__Goal of the exercise__
Answer with one number only: how many lines in this material contain the word "Afficher"?

__Task inputs__
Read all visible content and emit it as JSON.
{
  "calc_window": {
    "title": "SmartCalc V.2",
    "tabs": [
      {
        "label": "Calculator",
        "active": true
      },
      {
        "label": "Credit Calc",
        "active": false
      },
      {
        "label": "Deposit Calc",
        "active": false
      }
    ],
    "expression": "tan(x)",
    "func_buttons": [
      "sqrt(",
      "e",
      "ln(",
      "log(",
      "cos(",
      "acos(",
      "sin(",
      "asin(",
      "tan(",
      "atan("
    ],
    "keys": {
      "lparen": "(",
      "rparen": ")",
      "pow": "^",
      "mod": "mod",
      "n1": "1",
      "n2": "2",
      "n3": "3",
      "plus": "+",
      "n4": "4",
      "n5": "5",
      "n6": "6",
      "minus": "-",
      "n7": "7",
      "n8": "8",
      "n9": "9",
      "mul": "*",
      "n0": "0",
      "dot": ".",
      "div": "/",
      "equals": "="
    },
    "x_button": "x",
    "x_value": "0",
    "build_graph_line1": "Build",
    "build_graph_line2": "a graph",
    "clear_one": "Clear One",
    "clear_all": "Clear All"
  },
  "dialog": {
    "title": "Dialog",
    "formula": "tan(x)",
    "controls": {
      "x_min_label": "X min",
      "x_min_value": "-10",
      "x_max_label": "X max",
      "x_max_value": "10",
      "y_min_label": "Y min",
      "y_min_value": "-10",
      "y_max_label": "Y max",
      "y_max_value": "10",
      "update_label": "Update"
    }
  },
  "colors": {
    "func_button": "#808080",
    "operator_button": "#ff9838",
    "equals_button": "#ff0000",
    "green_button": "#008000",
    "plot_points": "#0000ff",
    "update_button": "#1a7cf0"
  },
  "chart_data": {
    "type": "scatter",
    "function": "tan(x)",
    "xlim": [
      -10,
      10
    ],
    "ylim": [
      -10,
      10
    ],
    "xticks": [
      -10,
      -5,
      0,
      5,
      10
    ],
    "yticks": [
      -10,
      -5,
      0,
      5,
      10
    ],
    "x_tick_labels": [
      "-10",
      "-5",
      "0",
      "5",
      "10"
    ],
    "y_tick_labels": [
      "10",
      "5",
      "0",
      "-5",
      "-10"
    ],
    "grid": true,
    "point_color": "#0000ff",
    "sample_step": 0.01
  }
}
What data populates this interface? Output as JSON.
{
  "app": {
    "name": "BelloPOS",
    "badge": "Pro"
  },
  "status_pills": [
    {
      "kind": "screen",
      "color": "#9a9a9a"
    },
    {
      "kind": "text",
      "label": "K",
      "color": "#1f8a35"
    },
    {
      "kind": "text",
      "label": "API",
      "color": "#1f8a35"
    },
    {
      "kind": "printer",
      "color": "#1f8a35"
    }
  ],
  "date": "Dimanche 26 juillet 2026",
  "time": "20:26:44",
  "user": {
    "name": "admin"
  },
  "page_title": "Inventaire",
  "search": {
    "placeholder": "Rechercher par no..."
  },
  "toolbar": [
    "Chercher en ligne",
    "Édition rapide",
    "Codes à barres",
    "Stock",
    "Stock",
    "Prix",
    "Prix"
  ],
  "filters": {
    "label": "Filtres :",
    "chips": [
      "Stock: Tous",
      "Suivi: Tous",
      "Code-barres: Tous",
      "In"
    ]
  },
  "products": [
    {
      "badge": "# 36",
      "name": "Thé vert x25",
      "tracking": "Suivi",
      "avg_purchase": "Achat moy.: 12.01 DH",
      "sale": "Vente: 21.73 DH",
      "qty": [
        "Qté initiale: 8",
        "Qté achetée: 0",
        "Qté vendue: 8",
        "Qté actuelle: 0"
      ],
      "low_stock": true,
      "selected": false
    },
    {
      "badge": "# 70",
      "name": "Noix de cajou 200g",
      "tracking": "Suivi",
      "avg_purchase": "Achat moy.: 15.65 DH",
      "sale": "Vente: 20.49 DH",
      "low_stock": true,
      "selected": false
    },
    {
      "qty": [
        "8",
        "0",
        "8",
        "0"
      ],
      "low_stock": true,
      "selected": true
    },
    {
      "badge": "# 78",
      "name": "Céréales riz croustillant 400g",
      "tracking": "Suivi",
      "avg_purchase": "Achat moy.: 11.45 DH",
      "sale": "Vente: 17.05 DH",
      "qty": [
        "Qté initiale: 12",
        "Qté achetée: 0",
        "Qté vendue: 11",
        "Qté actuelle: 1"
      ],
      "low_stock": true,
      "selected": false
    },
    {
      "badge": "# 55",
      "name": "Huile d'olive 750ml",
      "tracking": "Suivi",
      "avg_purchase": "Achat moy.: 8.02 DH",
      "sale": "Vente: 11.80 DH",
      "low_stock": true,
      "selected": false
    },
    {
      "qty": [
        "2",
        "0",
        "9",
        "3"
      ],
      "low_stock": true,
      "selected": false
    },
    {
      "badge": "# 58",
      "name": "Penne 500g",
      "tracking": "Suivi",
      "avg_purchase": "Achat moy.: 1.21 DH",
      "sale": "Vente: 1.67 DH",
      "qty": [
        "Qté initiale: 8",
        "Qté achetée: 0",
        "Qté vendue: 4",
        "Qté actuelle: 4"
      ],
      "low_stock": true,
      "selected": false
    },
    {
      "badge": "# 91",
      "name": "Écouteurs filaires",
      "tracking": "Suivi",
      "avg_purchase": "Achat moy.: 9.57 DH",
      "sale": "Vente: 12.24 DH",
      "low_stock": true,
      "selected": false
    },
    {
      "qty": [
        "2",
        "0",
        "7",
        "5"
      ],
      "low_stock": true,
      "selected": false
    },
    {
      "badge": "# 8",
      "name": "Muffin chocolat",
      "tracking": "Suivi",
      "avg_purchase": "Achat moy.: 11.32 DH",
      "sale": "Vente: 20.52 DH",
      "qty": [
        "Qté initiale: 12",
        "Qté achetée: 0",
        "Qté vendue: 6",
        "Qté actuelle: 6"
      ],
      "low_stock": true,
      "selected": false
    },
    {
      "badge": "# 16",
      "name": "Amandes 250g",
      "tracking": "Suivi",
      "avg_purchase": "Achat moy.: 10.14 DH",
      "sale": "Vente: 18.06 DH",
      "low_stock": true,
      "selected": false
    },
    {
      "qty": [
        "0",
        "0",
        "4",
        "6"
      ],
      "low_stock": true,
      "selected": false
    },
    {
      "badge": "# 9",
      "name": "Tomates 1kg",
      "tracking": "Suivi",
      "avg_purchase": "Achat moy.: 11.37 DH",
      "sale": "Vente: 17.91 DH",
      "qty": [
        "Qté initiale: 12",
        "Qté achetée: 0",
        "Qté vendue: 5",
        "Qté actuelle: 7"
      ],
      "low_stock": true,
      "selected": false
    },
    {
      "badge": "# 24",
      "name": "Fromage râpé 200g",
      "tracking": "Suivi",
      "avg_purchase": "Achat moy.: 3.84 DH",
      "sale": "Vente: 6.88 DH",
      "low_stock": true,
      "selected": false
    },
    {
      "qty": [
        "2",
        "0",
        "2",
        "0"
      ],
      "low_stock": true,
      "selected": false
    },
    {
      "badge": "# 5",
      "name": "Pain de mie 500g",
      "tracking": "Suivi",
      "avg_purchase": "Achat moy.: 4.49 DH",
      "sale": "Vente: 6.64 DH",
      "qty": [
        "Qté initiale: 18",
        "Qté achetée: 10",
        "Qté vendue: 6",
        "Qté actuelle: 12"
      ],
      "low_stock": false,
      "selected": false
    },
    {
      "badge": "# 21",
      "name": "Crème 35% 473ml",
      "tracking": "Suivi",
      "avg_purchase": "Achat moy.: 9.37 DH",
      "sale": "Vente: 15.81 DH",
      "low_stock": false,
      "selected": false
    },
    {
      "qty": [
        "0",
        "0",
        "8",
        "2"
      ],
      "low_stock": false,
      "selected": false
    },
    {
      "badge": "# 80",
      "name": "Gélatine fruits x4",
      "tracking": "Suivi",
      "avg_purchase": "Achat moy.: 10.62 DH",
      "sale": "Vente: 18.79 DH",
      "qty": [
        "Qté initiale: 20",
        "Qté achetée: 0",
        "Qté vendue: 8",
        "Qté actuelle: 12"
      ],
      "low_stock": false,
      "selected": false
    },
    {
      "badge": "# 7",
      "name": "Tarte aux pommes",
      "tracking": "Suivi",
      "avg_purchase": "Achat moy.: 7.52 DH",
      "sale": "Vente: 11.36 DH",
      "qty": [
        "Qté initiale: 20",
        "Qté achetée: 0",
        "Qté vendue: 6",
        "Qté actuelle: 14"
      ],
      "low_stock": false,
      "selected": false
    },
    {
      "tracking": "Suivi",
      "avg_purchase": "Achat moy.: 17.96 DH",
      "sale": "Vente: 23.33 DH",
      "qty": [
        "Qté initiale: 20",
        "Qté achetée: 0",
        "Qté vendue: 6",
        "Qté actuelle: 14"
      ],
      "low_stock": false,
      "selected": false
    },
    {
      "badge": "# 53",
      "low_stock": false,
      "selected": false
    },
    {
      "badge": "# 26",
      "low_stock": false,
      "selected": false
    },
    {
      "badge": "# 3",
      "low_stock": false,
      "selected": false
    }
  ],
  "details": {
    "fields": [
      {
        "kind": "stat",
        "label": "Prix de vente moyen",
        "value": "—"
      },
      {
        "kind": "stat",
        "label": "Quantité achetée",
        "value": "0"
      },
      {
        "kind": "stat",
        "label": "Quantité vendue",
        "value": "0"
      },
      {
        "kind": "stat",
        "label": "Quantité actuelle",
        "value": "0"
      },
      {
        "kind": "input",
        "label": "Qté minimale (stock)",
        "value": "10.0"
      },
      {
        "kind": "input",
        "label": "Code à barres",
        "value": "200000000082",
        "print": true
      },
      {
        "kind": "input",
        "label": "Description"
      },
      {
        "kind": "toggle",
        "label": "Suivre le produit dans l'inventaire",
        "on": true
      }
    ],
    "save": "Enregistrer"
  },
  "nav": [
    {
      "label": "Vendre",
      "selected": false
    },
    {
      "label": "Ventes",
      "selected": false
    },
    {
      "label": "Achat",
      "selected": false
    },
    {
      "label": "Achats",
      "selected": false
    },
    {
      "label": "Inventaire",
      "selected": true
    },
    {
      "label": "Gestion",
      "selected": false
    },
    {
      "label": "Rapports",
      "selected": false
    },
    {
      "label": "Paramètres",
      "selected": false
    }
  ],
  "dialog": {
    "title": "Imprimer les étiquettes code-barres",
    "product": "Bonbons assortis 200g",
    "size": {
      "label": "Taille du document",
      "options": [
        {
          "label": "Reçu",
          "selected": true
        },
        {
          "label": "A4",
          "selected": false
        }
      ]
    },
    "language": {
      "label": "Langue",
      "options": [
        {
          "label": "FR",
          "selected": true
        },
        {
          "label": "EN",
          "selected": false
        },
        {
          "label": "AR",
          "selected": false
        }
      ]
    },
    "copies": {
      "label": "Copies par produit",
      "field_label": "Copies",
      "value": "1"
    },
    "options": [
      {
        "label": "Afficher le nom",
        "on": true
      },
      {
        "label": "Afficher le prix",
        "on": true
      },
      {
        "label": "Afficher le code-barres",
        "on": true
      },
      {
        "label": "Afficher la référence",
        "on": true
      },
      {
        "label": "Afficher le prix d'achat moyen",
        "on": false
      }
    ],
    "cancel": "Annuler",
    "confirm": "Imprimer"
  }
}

__Answer space__
5